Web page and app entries

* * *

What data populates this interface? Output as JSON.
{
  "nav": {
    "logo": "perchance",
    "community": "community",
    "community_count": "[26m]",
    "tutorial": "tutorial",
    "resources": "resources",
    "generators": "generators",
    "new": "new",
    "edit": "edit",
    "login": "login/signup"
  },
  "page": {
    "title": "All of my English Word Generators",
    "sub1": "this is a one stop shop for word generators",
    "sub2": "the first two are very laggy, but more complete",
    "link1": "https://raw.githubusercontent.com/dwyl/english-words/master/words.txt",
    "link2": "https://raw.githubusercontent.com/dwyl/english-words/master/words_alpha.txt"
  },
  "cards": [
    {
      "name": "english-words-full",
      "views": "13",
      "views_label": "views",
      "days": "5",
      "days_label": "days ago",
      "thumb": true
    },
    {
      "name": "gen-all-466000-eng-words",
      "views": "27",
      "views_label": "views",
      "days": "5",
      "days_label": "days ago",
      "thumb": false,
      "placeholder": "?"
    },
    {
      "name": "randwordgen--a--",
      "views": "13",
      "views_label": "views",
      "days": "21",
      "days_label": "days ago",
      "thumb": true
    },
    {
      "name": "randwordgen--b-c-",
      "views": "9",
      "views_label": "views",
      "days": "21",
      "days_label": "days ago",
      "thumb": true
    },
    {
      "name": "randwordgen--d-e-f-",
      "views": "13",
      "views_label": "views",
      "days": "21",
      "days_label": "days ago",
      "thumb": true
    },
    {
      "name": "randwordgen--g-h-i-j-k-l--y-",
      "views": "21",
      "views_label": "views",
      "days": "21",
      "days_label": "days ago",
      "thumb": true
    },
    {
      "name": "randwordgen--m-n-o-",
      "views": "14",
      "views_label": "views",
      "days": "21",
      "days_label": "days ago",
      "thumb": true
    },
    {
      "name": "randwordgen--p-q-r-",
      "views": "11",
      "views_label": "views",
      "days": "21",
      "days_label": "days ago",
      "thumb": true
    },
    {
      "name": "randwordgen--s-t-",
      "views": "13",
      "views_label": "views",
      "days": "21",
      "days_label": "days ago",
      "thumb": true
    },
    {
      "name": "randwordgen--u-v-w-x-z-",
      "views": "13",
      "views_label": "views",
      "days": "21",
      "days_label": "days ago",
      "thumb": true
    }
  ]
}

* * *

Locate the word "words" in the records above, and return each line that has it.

# REPLY
    "link1": "https://raw.githubusercontent.com/dwyl/english-words/master/words.txt",
    "link2": "https://raw.githubusercontent.com/dwyl/english-words/master/words_alpha.txt"
      "name": "english-words-full",
      "name": "gen-all-466000-eng-words",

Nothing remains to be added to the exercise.